If Coats’ disease is caught soon enough, some vision can be restored. Sean’s mother calls him a miracle child; his vision in the affected eye has returned to 20/50. That is good enough to allow him to get a driver’s license when he turns 16, Handa says, even if he loses some vision in the good eye.
Sean was lucky. He had attentive, proactive parents. They knew something was wrong, and they acted, Handa says.
As remarkable as Sean’s good fortune and excellent care were, however, the story was only beginning.
They’ve become a sort of family. They know your name. They’re excited to see you. It’s things like that: the care, the interest. They really will take care of you. Beyond your child.Barbi Smole, Sean's mother
Setting Sights on Coats' Research
It turns out that Barbi was no stranger to Coats’ disease. Her cousin had suffered a similar fate 10 years earlier. She was disheartened to learn that the treatments, drugs and alternatives for Coats’ sufferers had not changed in the intervening decade.
“That doesn’t make sense. We can change that,” she recalls thinking.
From there, Barbi’s instincts took over: “We got the ball rolling.” She soon founded the Curing Coats Fundraiser and began planning annual events with her husband, Kevin, and her children: Samantha, Sydney and, of course, Sean. The first, a “big ol’ party,” was hosted at her home. It included beverages and desserts, as well as a silent auction. Now, the event boasts donated food trucks, live music and a raffle.

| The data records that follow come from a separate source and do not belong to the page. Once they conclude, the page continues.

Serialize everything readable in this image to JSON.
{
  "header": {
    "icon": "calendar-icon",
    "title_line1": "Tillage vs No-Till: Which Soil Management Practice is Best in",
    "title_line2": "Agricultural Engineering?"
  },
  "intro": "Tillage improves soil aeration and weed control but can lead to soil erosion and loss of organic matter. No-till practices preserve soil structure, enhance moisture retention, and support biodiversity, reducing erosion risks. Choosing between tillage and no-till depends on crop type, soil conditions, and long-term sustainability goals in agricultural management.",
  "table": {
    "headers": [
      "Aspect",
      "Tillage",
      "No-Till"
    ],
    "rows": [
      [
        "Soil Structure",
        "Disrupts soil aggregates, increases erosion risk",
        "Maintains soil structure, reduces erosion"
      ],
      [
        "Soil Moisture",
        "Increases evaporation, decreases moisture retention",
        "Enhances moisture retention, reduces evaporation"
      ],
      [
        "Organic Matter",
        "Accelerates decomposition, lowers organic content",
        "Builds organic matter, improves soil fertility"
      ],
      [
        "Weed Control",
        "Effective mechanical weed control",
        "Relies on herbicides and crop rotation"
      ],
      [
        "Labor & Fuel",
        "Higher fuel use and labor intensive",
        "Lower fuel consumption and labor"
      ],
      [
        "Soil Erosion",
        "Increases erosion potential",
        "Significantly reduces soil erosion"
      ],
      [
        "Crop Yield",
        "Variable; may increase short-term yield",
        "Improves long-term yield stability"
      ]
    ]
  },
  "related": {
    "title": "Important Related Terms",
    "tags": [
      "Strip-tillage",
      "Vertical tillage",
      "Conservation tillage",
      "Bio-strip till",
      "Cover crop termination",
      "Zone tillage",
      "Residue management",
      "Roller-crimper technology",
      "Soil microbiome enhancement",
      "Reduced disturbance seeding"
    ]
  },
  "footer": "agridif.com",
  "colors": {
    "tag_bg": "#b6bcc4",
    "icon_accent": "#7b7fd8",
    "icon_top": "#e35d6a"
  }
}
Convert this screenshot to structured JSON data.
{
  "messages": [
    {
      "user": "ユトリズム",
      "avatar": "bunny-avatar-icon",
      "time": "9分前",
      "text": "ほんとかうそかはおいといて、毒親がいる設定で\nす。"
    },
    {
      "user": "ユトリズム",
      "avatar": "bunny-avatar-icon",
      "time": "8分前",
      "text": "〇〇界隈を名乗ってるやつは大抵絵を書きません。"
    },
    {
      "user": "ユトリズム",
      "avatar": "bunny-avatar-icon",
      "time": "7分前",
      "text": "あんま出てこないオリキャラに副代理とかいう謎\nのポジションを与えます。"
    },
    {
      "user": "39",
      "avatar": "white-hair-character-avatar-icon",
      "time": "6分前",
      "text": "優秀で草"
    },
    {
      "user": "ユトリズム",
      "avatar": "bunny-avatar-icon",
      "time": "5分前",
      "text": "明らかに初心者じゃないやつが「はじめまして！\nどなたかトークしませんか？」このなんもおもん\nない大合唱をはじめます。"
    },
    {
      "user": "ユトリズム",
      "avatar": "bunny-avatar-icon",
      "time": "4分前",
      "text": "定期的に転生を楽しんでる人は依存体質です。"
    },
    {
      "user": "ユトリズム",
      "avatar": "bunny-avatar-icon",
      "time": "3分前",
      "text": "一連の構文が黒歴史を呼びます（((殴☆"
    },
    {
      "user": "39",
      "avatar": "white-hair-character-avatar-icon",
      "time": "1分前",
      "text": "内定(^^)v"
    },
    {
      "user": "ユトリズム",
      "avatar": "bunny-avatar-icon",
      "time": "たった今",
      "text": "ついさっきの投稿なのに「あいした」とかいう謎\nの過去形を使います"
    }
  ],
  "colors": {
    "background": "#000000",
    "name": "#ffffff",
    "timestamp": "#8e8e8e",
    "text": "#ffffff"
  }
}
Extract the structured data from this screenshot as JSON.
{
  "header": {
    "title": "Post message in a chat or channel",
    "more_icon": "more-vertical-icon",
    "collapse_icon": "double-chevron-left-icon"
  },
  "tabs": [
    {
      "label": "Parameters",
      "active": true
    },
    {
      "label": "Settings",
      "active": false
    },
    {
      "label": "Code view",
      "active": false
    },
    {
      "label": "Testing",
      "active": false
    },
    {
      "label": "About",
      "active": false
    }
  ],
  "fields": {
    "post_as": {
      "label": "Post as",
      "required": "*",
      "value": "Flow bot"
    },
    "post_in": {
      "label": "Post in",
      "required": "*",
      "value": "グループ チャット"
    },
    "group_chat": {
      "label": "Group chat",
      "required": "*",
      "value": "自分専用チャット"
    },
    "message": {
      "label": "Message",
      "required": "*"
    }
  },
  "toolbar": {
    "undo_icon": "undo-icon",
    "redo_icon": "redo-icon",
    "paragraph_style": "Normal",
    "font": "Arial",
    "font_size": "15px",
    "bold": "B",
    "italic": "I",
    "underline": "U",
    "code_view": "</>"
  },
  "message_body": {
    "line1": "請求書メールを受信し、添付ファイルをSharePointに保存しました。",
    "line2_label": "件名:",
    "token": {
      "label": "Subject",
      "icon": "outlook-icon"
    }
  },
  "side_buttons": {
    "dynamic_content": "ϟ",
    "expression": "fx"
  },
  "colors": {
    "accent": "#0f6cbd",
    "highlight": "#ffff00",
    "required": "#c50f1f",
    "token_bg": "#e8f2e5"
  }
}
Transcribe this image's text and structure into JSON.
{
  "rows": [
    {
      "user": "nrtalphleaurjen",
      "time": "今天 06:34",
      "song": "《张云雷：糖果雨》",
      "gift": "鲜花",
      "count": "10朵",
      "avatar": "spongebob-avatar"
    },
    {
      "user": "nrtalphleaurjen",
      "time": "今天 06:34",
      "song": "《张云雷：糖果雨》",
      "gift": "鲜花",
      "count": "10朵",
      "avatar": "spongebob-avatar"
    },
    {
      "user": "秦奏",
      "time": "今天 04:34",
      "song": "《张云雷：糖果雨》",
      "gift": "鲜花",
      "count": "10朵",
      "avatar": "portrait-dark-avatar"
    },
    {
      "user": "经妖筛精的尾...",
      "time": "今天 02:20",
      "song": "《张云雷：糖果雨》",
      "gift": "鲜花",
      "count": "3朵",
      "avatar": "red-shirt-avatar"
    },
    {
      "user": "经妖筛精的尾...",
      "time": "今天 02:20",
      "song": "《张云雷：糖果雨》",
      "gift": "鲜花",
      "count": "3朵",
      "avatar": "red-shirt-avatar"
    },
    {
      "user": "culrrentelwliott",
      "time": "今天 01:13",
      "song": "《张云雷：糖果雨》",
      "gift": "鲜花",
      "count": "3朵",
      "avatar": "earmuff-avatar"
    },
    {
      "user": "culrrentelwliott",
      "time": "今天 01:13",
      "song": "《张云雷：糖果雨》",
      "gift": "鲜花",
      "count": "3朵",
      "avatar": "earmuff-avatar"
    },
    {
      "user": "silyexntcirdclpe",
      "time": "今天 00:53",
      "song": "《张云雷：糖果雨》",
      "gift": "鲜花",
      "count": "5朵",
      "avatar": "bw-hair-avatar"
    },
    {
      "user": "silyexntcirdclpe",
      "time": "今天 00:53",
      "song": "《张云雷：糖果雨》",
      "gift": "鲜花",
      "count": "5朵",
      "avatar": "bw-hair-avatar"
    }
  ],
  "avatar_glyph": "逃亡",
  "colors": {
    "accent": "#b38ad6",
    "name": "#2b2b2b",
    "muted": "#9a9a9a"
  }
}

Since establishing the Curing Coats Fundraiser in 2014, the Smoles’ four events combined have produced nearly $85,000 in donations directly to Wilmer, in their effort to support Coats’ disease research.
“We did it all just by reaching out to friends and family,” Barbi Smole says.
An Uncommon Collaboration for Retinal Research
Akrit Sodhi, M.D., Ph.D., assistant professor of ophthalmology at Wilmer, is an expert in the complex biochemistry of the retina. He has been on the trail of gaining a better understanding of what causes diseases such as Coats’ to help develop the very latest treatment options available.
Coats’ is rare and therefore little studied, but that’s where the Smoles really helped. They have raised some funding to start research, but more than that, they have raised awareness of Coats’Sodhi says.
In particular, Sodhi has been focusing on the chemical pathways in the eye that cause the body to create new blood vessels, leading to dangerous leakages in the retina. His lab has enjoyed some success and has published papers on why blood vessels grow and leak in diabetic eye disease, but the Smoles’ fundraising will help him hire a study coordinator to assist in collecting and studying fluid samples specifically from patients with Coats’ disease.
Sodhi hopes to attract corporate partners to help drive this research forward. Beyond helping children lead healthier lives, there is additional promise for the work: Coats’ disease shares similarities with the types of blindness experienced in patients with other diseases, including diabetic eye disease and wet macular degeneration — holding out the potential that discoveries made while researching Coats’ might apply to more common forms of blindness.
For now, however, the doctors providing Sean’s care and searching for a cure for Coats’ stand in awe of the force that is Barbi Smole. "We are very fortunate that there are many generous patients out there who want to contribute to research. What’s not common is for someone to start a foundation and to fundraise all on her own and do such an effective job at it," Sodhi says. "But I think I would use any word other than common to describe Barbi Smole."
Sean has the world’s greatest parents… they are just an unbelievable family. She (Barbi) noticed something was wrong early on. Early detection. Timely treatment and intervention. The rehabilitation process. Putting everything together, we were very fortunate to get good results.James Handa, M.D., the Robert Bond Welch, M.D., Professor of Ophthalmology at the Wilmer Eye Institute.